    2018-10-31 17:56

    Overwhelminlgy crappy. The very short text, which centers on a Christian teacher of the deaf being captured and then killed by Christian militiamen during the first period of the Lebanese Civil War in the 1970s, has lots of potential, unfortunately it reads as if written by a 7th-8th grader in a creative writing class. This may be due to the translation, or it may be the result of this simply being a not-very-good book.

  • Joanne
    2018-10-18 23:51

    This is a stunning anti-war, prose poem written about the civil war in Lebanon. All of the truths still ring today. Etel Adnan, I discovered, is a creative force; visual as well as written. Currently she has a show at Galerie Lelong in Paris and New York City. I am so glad to have discovered this artist. Although not an easy read, take your time, enjoy the language, and grieve for the victims both past and present.

  • James
    2018-11-04 17:47

    Reading this book was akin to that lurching moment you grip a hot pan on the stove and when the pain reaches your brain causing you to cry out and snatch your hand away. Its language is naked and sharp, nauseatingly visceral. Its message unashamed and clear: humanity is ugly, ravenous in its cannibalism, foul in its "love" and "mercy". Adnan wrote a work that pains and purifies, yet leaves one as hopeless as a blade of grass before a bulldozer.

  • Elia
    2018-10-26 19:38

    Basically an overview of war and its absurdity. Femininity is an integral part of it, as it is the main enemy. The author also explores the dichotomy of being religious and considering ones self and community and the only beholders of the truth. The author makes a distinction between all the lines that separate geography and the more rigid ones separating faculties of the heart and reason.

  • Christopher Cormier
    2018-11-14 17:40

    This books description of tribalism and war not only made these subjects almost synonymous with human in my mind, the accounts of its effects on individuals is pregnant with emotional detail.It is the perfect companion piece to other war classics like Clausewitz for me as it completes the uncontrollable essence of wars and conflicts.

  • Juliane
    2018-11-02 22:57

    Beirut 1975. The sad truth of Lebanon civil war. Sitt Marie Rose supports Palestinian refugees, is beeing arrested and shall be sentenced by Mounir, her early love. Etel Adnan shows us the inhumanity of civil war, the conflict between Libanese & Palestinians. Frightening, stirring and very very sad.

  • Jessica
    2018-10-20 00:02

    This is a powerful book about a woman who is executed by the Christian militia during the Lebanese Civil War. It is written in a jumpy manner, part one prewar and about a woman who is attempting to write a script for a movie. Part two is a bit confusing because it is written from the perspectives of three characters.

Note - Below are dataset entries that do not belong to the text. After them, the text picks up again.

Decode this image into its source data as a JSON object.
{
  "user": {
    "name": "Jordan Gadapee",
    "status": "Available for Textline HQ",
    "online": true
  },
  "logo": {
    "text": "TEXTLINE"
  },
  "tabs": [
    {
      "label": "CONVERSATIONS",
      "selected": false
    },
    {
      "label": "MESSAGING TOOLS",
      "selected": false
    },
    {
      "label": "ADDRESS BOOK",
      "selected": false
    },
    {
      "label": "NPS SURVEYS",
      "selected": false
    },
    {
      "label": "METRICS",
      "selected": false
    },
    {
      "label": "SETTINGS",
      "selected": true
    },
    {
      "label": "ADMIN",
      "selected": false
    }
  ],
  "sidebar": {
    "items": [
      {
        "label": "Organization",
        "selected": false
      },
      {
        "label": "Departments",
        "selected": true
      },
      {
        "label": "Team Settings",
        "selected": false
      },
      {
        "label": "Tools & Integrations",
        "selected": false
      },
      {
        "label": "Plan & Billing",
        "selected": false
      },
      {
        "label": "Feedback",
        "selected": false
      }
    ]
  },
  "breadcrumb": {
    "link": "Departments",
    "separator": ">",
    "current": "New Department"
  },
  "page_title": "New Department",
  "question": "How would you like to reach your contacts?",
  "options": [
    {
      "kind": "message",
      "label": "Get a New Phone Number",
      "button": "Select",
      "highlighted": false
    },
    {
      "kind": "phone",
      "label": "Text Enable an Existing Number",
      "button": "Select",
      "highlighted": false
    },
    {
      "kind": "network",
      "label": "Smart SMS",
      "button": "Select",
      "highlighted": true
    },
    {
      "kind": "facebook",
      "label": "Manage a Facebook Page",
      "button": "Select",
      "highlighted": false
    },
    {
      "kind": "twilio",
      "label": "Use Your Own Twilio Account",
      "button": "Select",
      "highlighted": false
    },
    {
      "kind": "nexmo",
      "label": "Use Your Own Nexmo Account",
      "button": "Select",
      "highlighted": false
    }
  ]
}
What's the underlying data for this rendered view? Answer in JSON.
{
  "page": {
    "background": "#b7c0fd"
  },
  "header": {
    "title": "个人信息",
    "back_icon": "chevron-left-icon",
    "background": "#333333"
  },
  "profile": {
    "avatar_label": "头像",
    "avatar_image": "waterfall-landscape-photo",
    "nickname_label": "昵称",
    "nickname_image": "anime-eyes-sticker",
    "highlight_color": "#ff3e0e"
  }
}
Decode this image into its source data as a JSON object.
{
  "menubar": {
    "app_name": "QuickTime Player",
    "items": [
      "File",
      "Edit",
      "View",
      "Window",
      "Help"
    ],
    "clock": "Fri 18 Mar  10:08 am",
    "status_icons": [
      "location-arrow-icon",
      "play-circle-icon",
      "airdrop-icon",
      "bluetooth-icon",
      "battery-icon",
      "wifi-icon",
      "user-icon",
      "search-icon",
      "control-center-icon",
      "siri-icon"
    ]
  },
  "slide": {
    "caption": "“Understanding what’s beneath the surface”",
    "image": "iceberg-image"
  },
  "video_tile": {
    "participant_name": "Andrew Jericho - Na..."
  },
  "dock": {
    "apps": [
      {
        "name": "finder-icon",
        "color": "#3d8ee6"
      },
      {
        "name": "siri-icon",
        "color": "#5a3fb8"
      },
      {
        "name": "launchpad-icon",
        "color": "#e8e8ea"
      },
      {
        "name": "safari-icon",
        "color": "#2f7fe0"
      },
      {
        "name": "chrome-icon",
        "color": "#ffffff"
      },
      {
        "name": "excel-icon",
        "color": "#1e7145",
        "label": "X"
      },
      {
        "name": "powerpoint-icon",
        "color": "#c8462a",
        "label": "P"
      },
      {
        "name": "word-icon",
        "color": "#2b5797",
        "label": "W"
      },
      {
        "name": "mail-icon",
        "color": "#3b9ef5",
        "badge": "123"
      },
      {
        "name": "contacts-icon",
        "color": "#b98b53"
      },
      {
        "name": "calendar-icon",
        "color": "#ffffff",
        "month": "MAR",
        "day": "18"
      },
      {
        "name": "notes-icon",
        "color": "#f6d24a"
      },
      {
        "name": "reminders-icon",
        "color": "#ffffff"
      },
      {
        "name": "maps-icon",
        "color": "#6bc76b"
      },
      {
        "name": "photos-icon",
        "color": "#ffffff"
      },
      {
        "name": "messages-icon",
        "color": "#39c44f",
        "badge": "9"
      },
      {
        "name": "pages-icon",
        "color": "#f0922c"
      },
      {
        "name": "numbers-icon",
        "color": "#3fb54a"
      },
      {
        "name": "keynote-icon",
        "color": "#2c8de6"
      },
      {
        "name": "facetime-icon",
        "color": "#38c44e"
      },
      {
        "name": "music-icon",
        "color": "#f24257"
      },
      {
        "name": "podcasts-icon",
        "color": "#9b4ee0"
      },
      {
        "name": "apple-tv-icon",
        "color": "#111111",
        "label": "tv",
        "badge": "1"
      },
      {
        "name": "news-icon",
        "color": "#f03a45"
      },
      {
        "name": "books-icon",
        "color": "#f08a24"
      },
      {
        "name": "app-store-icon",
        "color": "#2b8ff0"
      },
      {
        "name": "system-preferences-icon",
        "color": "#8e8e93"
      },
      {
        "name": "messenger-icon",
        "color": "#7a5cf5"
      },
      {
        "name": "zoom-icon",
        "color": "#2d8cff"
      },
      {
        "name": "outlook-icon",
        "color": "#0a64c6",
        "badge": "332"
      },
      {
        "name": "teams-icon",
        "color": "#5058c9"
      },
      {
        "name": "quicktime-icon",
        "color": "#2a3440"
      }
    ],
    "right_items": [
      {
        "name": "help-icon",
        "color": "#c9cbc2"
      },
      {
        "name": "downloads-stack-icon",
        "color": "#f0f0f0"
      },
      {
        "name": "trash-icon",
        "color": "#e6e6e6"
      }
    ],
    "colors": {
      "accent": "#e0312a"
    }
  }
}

I was very emotional reading this book; I think it is very well written.

  • Laurie (Mots Insatiables)
    2018-10-24 21:42

    Comment parler d'un livre qui révèle l'horreur dont est capable l'homme, l'erreur qu'il fait en croyant assouvir les désirs imaginaires d'un Dieu, le racisme dont il est capable à cause d'une prétendue différence ? Bien entendu, personne ne connait ce livre, et personne n'en ressortira grandit.

  • Noren
    2018-11-07 00:46

    Adventuous and refreshing in structure and symbolism, Sitt Marie Rose feels confusing through the first read, but in the end, it justifies all its elements. Beautiful, elegant, well-though out, and it made me cry.

  • Shonna Froebel
    2018-11-02 19:01

    http://cdnbookworm.blogspot.ca/2015/0...

  • Matt
    2018-10-21 18:34

    maybe the best paragraph ive read

  • Hadel
    2018-10-16 19:48

    the novel is one of the novels that i enjoyed the most <3

  • Bridgette
    2018-11-05 18:55

    Excellent story and profound, important writing. Essential to the understanding of racial or religious wars and human suffering.

  • Katie
    2018-10-25 20:49

    Terribly depressing. I imagine the style would be better in the original French...

  • Tina.
    2018-11-06 22:45

    Three and 1/2 stars, in fact. Loved the first part. Some amazing passages throughout. Felt a bit too forced in some places, though.